Galaxies and the Universe - Central Objects in Active Nuclei

Galaxies and the - Gala ie and he Uni e e Cen al Objec in Ac i e N clei Structure and Central Masses in Active Nuclei AGNs have been observed to

Info iconThis preview shows pages 1–2. Sign up to view the full content.

View Full Document Right Arrow Icon
1/15/12 Gala[ieV and Whe UniYeuVe - CenWual ObjecWV in AcWiYe NXclei 1/5 ZZZ.aVWu.Xa.edX/keel/gala[ieV/agncoueV.hWml Structure and Central Masses in Active Nuclei AGNs have been observed to vary everywhere from the X-ray to radio regimes. This variability is associated with the continuum (core) sources and the BLR, with NLR variability mild (as would be inferred from its large size). Early work used broad-band photographic data (from archival plates, for example, giving spotty coverage over spans as large as 90 years) or photoelectric observations (accurate but time-consuming). These are sensitive mostly to the continuum (at low redshifts contamination by lines is usually of order 15%). The variations may be episodic (turning on and off, frustrating planning of major campaigns). They are of different kinds - flares, dips, with multiple timescales present. Timescales range from days to decades in the optical. Most QSOs are only slightly variable - 5% or so over a couple of years. Many of these results are summarized in Variabilit\ of Active Galactic Nuclei , ed. Miller and Wiita (Cambridge, 1991). In the continuum, one might look for the spectral shape of the variable component - if nothing else, there should be a nonvariable componant from the surrounding galaxy, and possible from any other large-size continuum components. In Seyferts and QSOs, the bluer wavelengths are generally most variable, and there is little or no variability in the IR. A few violently variable (OVV) QSOs and the Bl Lac objects often show "grey" variations, with no wavelength dependence. Note that these classes show polarization variations; intensity, polarization, and its direction may all vary independently. Some objects (especially in the radio) show components marching redward after a flare, as predicted by synchrotron aging theory. Much interpretation has been thwarted by the bewildering variety of forms it takes - there are no general patterns that could provide detailed physical clues beyond the light-time arguments on the general size of the emitting region. More useful is reYerberation mapping , in which the response of emission lines to continuum variations is used to study the radial distributions of line emissivity and radial velocity. Recombination is quite fast at these densities compared to the light-travel times, so that we can think of a volume of BLR gas as responding instantaneously to a change in ionizing intensity. In a first approximation, the delay time between our observation of a continuum pulse (assuming we measure a continuum that comes from the same place as the ionizing continuum) and the pulse of reprocessed line emission gives one measure of the radius of the BLR. In more detail, one determines a transfer function Ȍ such that where L is the line intensity and C is the continuum intensity. Various sizes and shapes of BLR give various forms for Ȍ. It is straightforward to show from geometrical definitions that the surface probed by any particular
Background image of page 1

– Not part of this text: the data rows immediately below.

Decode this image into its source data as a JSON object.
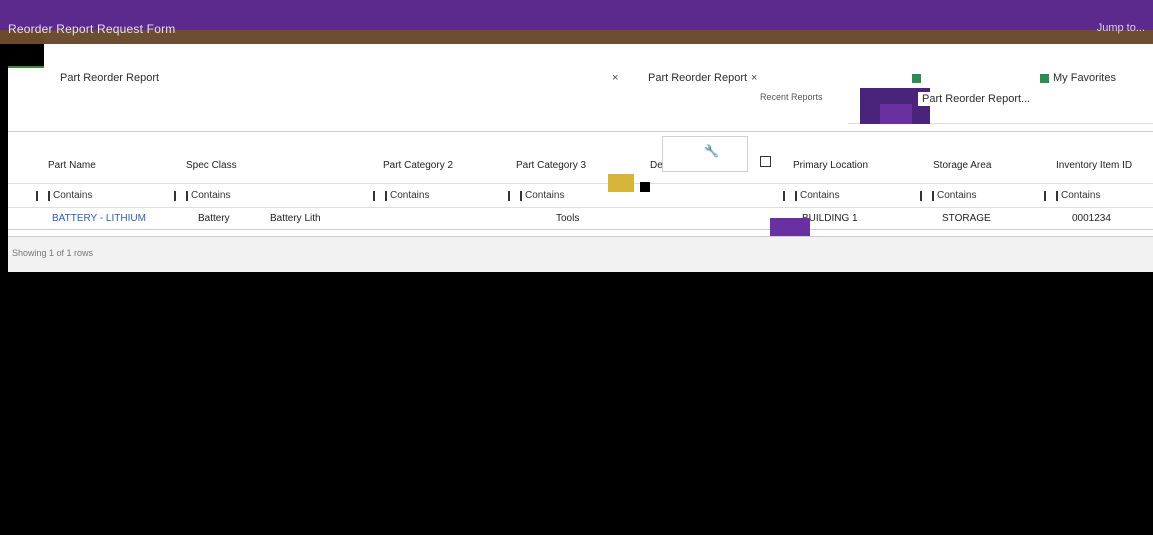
{
  "window": {
    "title": "Reorder Report Request Form",
    "right_text": "Jump to..."
  },
  "tabs": [
    {
      "label": "Part Reorder Report",
      "close": "×"
    },
    {
      "label": "Part Reorder Report",
      "close": "×"
    },
    {
      "label": "My Favorites",
      "close": ""
    }
  ],
  "toolbar": {
    "recent_label": "Recent Reports",
    "flyout_label": "Part Reorder Report..."
  },
  "grid": {
    "columns": [
      "Part Name",
      "Spec Class",
      "Part Category 2",
      "Part Category 3",
      "De",
      "Primary Location",
      "Storage Area",
      "Inventory Item ID"
    ],
    "filter_label": "Contains",
    "rows": [
      [
        "BATTERY - LITHIUM",
        "Battery",
        "Battery Lith",
        "Tools",
        "",
        "BUILDING 1",
        "STORAGE",
        "0001234"
      ]
    ]
  },
  "footer": {
    "text": "Showing 1 of 1 rows"
  },
  "colors": {
    "title_bg": "#5b2a8c",
    "accent": "#6a2fa0",
    "active_tab": "#3c8c3c"
  }
}
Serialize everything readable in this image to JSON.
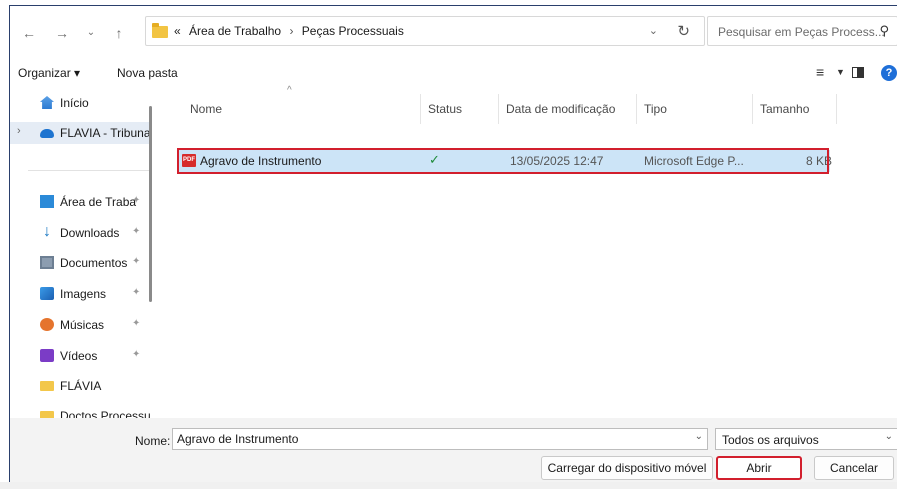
{
  "address": {
    "prefix": "«",
    "crumbs": [
      "Área de Trabalho",
      "Peças Processuais"
    ],
    "separator": "›"
  },
  "search": {
    "placeholder": "Pesquisar em Peças Process..."
  },
  "toolbar": {
    "organize_label": "Organizar ▾",
    "new_folder_label": "Nova pasta"
  },
  "sidebar": {
    "items": [
      {
        "label": "Início",
        "icon": "home-icon",
        "pinned": false
      },
      {
        "label": "FLAVIA - Tribuna",
        "icon": "cloud-icon",
        "pinned": false,
        "expandable": true
      },
      {
        "label": "Área de Traba",
        "icon": "desktop-icon",
        "pinned": true
      },
      {
        "label": "Downloads",
        "icon": "download-icon",
        "pinned": true
      },
      {
        "label": "Documentos",
        "icon": "documents-icon",
        "pinned": true
      },
      {
        "label": "Imagens",
        "icon": "images-icon",
        "pinned": true
      },
      {
        "label": "Músicas",
        "icon": "music-icon",
        "pinned": true
      },
      {
        "label": "Vídeos",
        "icon": "video-icon",
        "pinned": true
      },
      {
        "label": "FLÁVIA",
        "icon": "folder-icon",
        "pinned": false
      },
      {
        "label": "Doctos Processu",
        "icon": "folder-icon",
        "pinned": false
      }
    ]
  },
  "columns": [
    "Nome",
    "Status",
    "Data de modificação",
    "Tipo",
    "Tamanho"
  ],
  "files": [
    {
      "name": "Agravo de Instrumento",
      "status": "✓",
      "modified": "13/05/2025 12:47",
      "type": "Microsoft Edge P...",
      "size": "8 KB"
    }
  ],
  "bottom": {
    "name_label": "Nome:",
    "name_value": "Agravo de Instrumento",
    "file_type": "Todos os arquivos",
    "mobile_button": "Carregar do dispositivo móvel",
    "open_button": "Abrir",
    "cancel_button": "Cancelar"
  },
  "colors": {
    "selection": "#cce4f7",
    "highlight": "#d21f2d",
    "accent": "#1f6fd8"
  }
}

Info iconThis preview has intentionally blurred sections. Sign up to view the full version.

View Full DocumentRight Arrow Icon
Image of page 2
This is the end of the preview. Sign up to access the rest of the document.

This note was uploaded on 01/15/2012 for the course AY 620 taught by Professor Williamkeel during the Fall '09 term at Alabama.

Page1 / 5

Galaxies and the - Gala ie and he Uni e e Cen al Objec in Ac i e N clei Structure and Central Masses in Active Nuclei AGNs have been observed to

This preview shows document pages 1 - 2. Sign up to view the full document.

View Full Document Right Arrow Icon
Ask a homework question - tutors are online